>> Kyle Simpson: All right, remember the idea of, we did this add function before and remember this idea of binary functions taking two inputs. What if I wanted to say, do a map corner, we haven't talked about map but many of you are familiar with the idea of map where it calls a function against several different values.

[00:00:22] If I wanted to addOne to all of the values in my list, I could take this addOne wrapper function and call it pre specifying the number one line 4 pre specifying the number 1 as one of the inputs to this general add utility. Why do I have to do it that way?

[00:00:39] Why couldn't I just pass add? As my mapper function.
>> Speaker 2: You're calling a function off of the array?
>> Kyle Simpson: Right, map is gonna take whatever function you provide to it and it's gonna call it with each value in the race. So it's gonna call it five times here.

[00:00:56] But why would it not be appropriate for me to pass add on line 3 instead of this function that I've called out addOne. Why couldn't I just pass an ad?
>> Speaker 3: They have a different number of arguments?
>> Kyle Simpson: They have a different shape. Do you see the shape?

[00:01:11] Add as a binary function, map or functions, are expecting unary functions. A single value is getting passed in, it's the wrong shape.
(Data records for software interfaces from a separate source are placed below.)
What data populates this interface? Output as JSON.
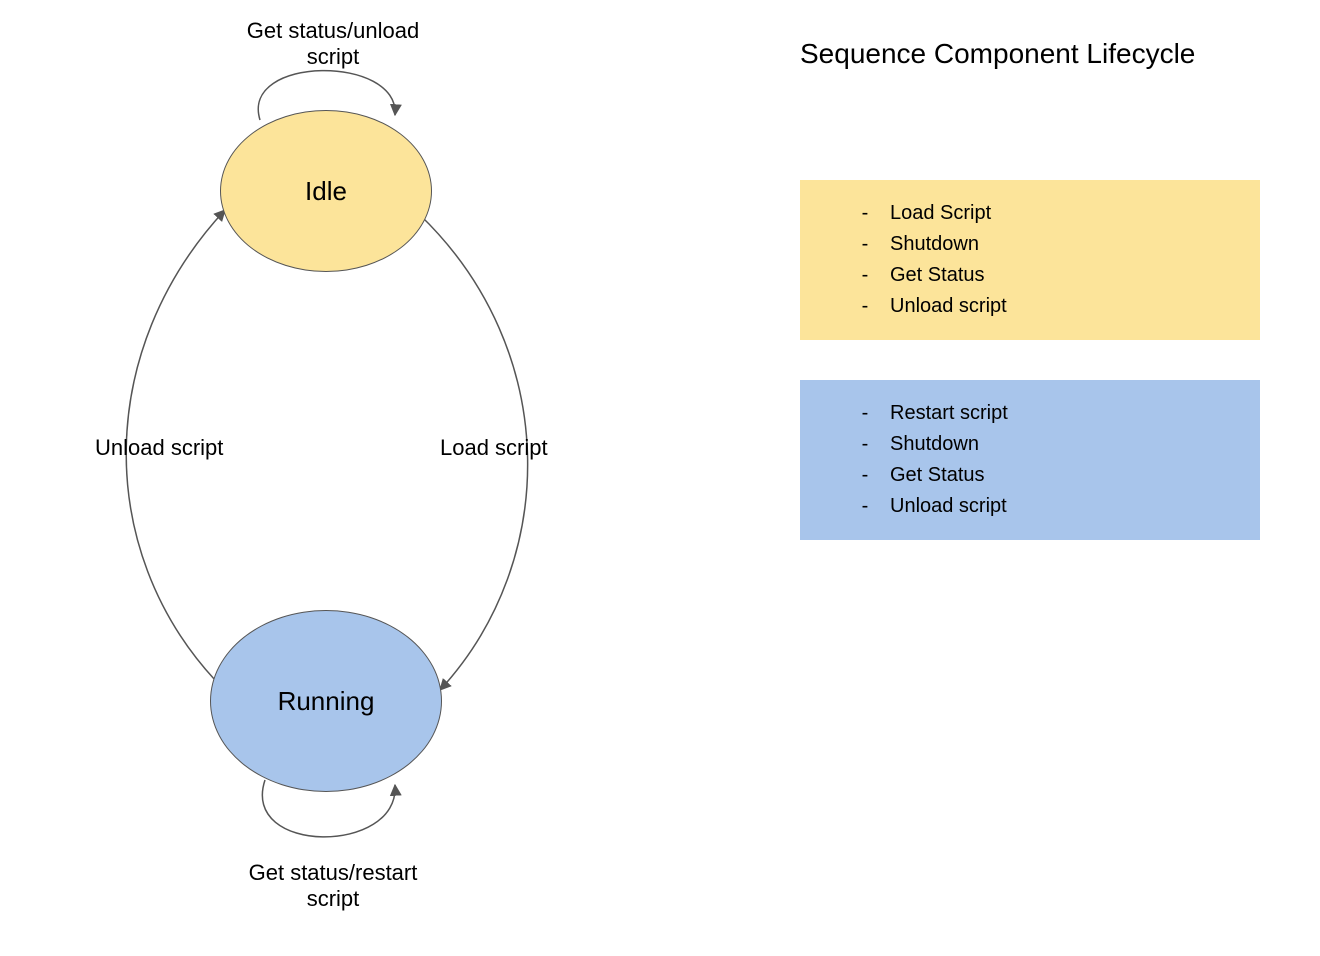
{
  "title": "Sequence Component Lifecycle",
  "nodes": {
    "idle": {
      "label": "Idle",
      "color": "#fce49a"
    },
    "running": {
      "label": "Running",
      "color": "#a8c5eb"
    }
  },
  "edge_labels": {
    "idle_self": "Get status/unload\nscript",
    "running_self": "Get status/restart\nscript",
    "idle_to_running": "Load script",
    "running_to_idle": "Unload script"
  },
  "legend": {
    "idle_actions": [
      "Load Script",
      "Shutdown",
      "Get Status",
      "Unload script"
    ],
    "running_actions": [
      "Restart script",
      "Shutdown",
      "Get Status",
      "Unload script"
    ]
  }
}
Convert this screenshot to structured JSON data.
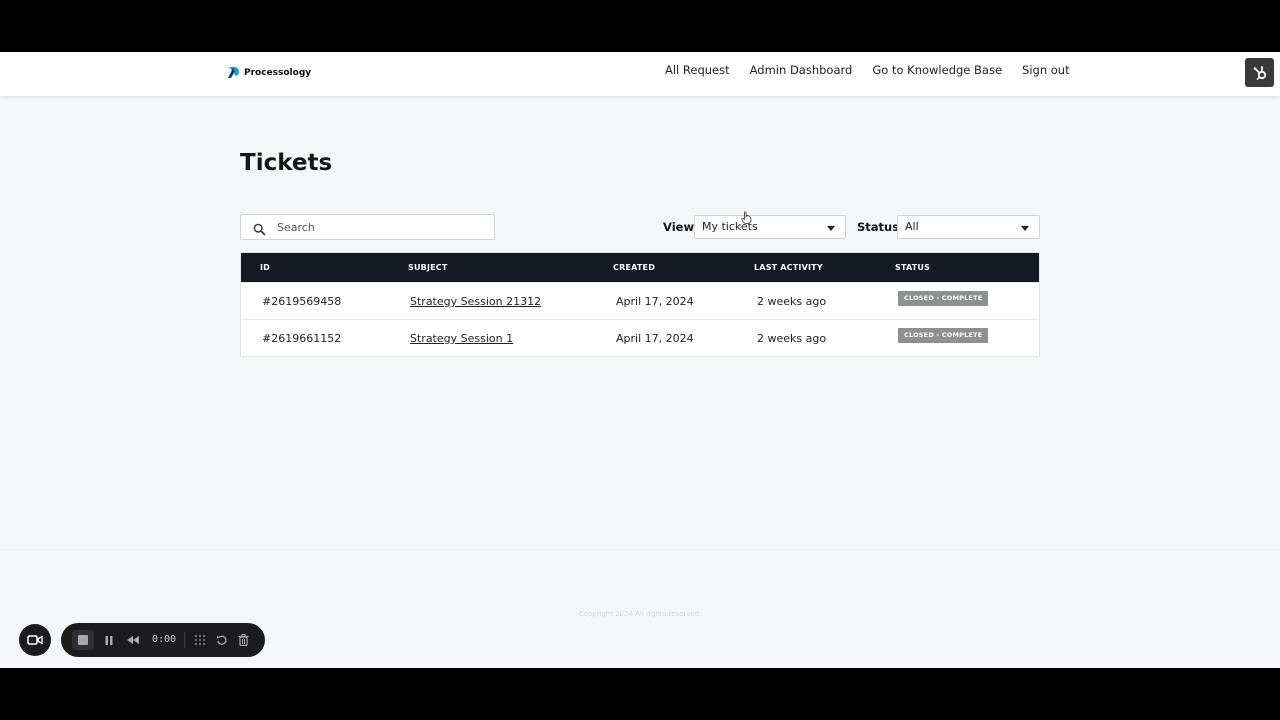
{
  "brand": {
    "name": "Processology"
  },
  "nav": {
    "links": [
      "All Request",
      "Admin Dashboard",
      "Go to Knowledge Base",
      "Sign out"
    ],
    "hubspot_icon": "hubspot-sprocket-icon"
  },
  "page": {
    "title": "Tickets"
  },
  "search": {
    "placeholder": "Search",
    "icon": "search-icon"
  },
  "filters": {
    "view": {
      "label": "View",
      "value": "My tickets"
    },
    "status": {
      "label": "Status",
      "value": "All"
    }
  },
  "table": {
    "columns": [
      "ID",
      "SUBJECT",
      "CREATED",
      "LAST ACTIVITY",
      "STATUS"
    ],
    "rows": [
      {
        "id": "#2619569458",
        "subject": "Strategy Session 21312",
        "created": "April 17, 2024",
        "last_activity": "2 weeks ago",
        "status": "CLOSED - COMPLETE"
      },
      {
        "id": "#2619661152",
        "subject": "Strategy Session 1",
        "created": "April 17, 2024",
        "last_activity": "2 weeks ago",
        "status": "CLOSED - COMPLETE"
      }
    ]
  },
  "footer": {
    "copyright": "Copyright 2024 All rights reserved."
  },
  "recorder": {
    "timer": "0:00",
    "icons": [
      "camera-icon",
      "stop-icon",
      "pause-icon",
      "rewind-icon",
      "grid-icon",
      "restart-icon",
      "trash-icon"
    ]
  },
  "colors": {
    "table_header": "#141922",
    "badge": "#8d8f93",
    "page_bg": "#f5f6f8"
  }
}
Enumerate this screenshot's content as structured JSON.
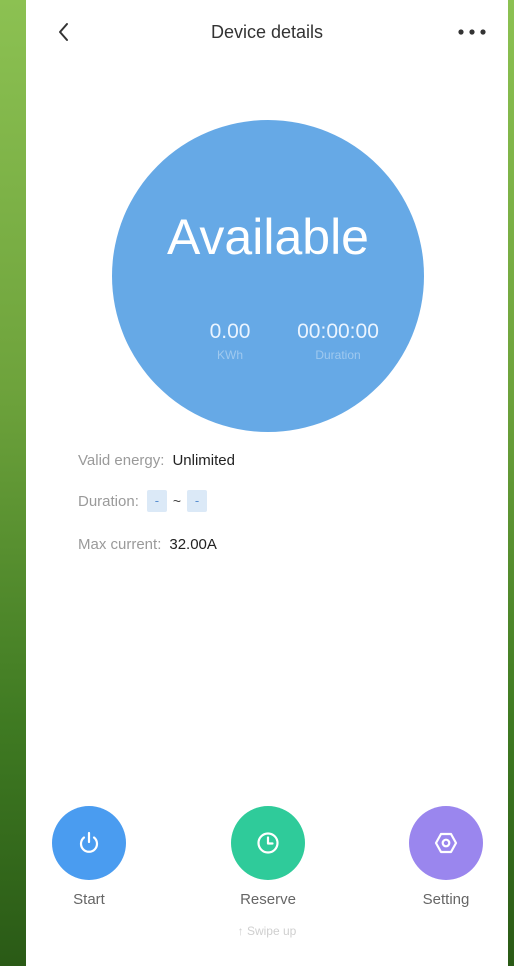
{
  "header": {
    "title": "Device details"
  },
  "status": {
    "label": "Available",
    "energy_value": "0.00",
    "energy_unit": "KWh",
    "duration_value": "00:00:00",
    "duration_label": "Duration",
    "circle_color": "#66a9e6"
  },
  "info": {
    "valid_energy_label": "Valid energy:",
    "valid_energy_value": "Unlimited",
    "duration_label": "Duration:",
    "duration_start": "-",
    "duration_separator": "~",
    "duration_end": "-",
    "max_current_label": "Max current:",
    "max_current_value": "32.00A"
  },
  "actions": [
    {
      "label": "Start",
      "icon": "power-icon",
      "color": "#4a9cf0"
    },
    {
      "label": "Reserve",
      "icon": "clock-icon",
      "color": "#2fcb9a"
    },
    {
      "label": "Setting",
      "icon": "settings-icon",
      "color": "#9a86ee"
    }
  ],
  "footer": {
    "swipe_hint": "↑ Swipe up"
  }
}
So what are we doing with addOne here?
>> Kyle Simpson: Fundamentally we're changing the shape, right? And how are we changing the shape? By specializing it. By pre-specifying one of the inputs.

[00:01:35] In this case, the first input to the number 1. So you can probably guess where I'm going with this. It might be better to have a curried version of add, so that I can call line ten add of one that makes my more specialized function that is the correct shape.

[00:01:54] This is an extremely common technique in functional programming. You will see this hundreds of times a day when you get into functional programming. Calling these little functions that are curried, providing one input. You get back a unary function and you pass that into like a mapper or a composition or anything like that, you will see this all over the place.

[00:02:13] And this is why currying ends up being the far more preferred form because you could have done it with partial application but it would have been a little bit more awkward here. It's nice if the add function is just automatically curried and anywhere that I need to make the specialized function, I just call them, performing them.

>> Speaker 4: Where is the curry function defined?
>> Kyle Simpson: It would be provided by a functional programming library. I'm not showing the implementation of it, it's a little bit complex, I'm not showing the implementation of curry. But it would be a functional programming library's API, you call randodotcarrier, r dot carrier I mean.

>> Speaker 4: So what you're saying, is that currying is often used to sometimes call a library that is already available for the programmer?
>> Kyle Simpson: I would characterize it this way. So one used case for currying is that specialization. But another offshoot of the idea of specialization is that you're changing shape.

[00:03:21] And that means that in places where, for example, I have a binary function that I need a unary function. That a currying specialization is sometimes the right tool for that job. So, currying allows you to take an existing function that has one shape and specialize it, producing a new function that is more specialized with a different shape and has the shape that you want.